One of the presenters, Matthew Pawa of Pawa Law Group, P.C., has allegedly previously sued Exxon for being a cause of global warming. After the closed door meeting, Pawa emailed the New York Attorney General’s office to ask how he should respond if asked by a Wall Street Journal reporter whether he attended the meeting with the attorneys general. The New York Attorney General’s office responded by instructing Pawa ‘to not confirm that [he] attended or otherwise discuss’ the meeting he had with the attorneys general the morning before the press conference.” (p. 4)
Further outlining the cause of the court’s “concern” over the impetus of the investigation, Judge Kinkeade highlighted the potentially “biased” comments Healey made while speaking at the Schneiderman-Gore press conference:
“During Attorney General Healey’s speech, she stated that “[f]ossil fuel companies that deceived investors and consumers about the dangers of climate change should be, must be, held accountable.” Attorney General Healey then went on to state that, “[t]hat’s why I, too, have joined in investigating the practices of ExxonMobil. We can all see today the troubling disconnect between what Exxon knew, what industry folks knew, and what the company and industry chose to share with investors and with the American public.” The speech ended with Attorney General Healey reiterating the Commonwealth of Massachusetts’s commitment to combating climate change and that the fight against climate change needs to be taken “[b]y quick, aggressive action, educating the public, holding accountable those who have needed to be held accountable for far too long.” Subsequently, on April 19, 2016, Attorney General Healey issued the CID to Exxon to investigate whether Exxon committed consumer and securities fraud on the citizens of Massachusetts.” (p. 5)

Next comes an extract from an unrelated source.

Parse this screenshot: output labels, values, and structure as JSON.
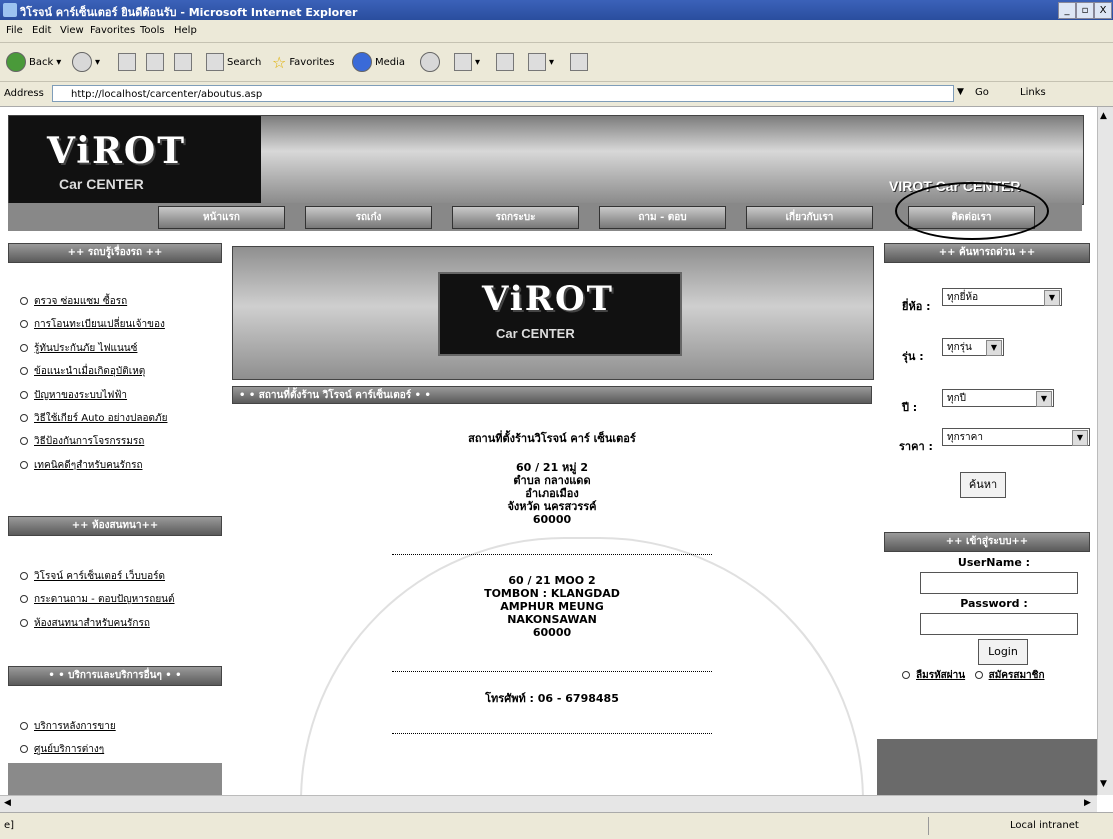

While Healey’s comments and those of her cohorts at the Schneiderman-Gore event serve as prima facie evidence of “prejudgment” and “bias” by themselves, the discovery process could yield additional and more devastating behind-the-scenes documentation that would lead the court to a “bad faith” determination.
Considering all this, it’s unsurprising that the other AGs in Eric Schneiderman’s climate coalition tried to distance themselves from his investigation. FOIA’d emails revealed that the Virginia AG’s office said it makes them “nervous” to say they are working together and asked Schneiderman’s office to “dial that back one notch.” The Iowa AG’s office called Schneiderman a “wild card” and apparently tried to get out of attending the press conference at all, but felt they’d have to “ride it through.” Another set of FIOA’d emails revealed that just a few weeks after the Delaware AGs office agreed to sign on to the Common Interest Agreement (in which parties planned to keep their work concealed from the public records requests), the AG suddenly pulled out: “Our AG has determined that Delaware will not be involved in this worthy effort, and thus will not be signing the common interest agreement.”
While Healey, Schneiderman, and U.S. Virgin Islands Attorney General Claude Walker (who ended up having to retract his subpoena) were happy to march on with this biased and politically-motivated crusade, the other AGs were apparently smart enough to see the writing on the wall and bow out before being rebuked in the courts.
Federal Court Delivers Stunning Blow to Mass. AG and #ExxonKnew Campaign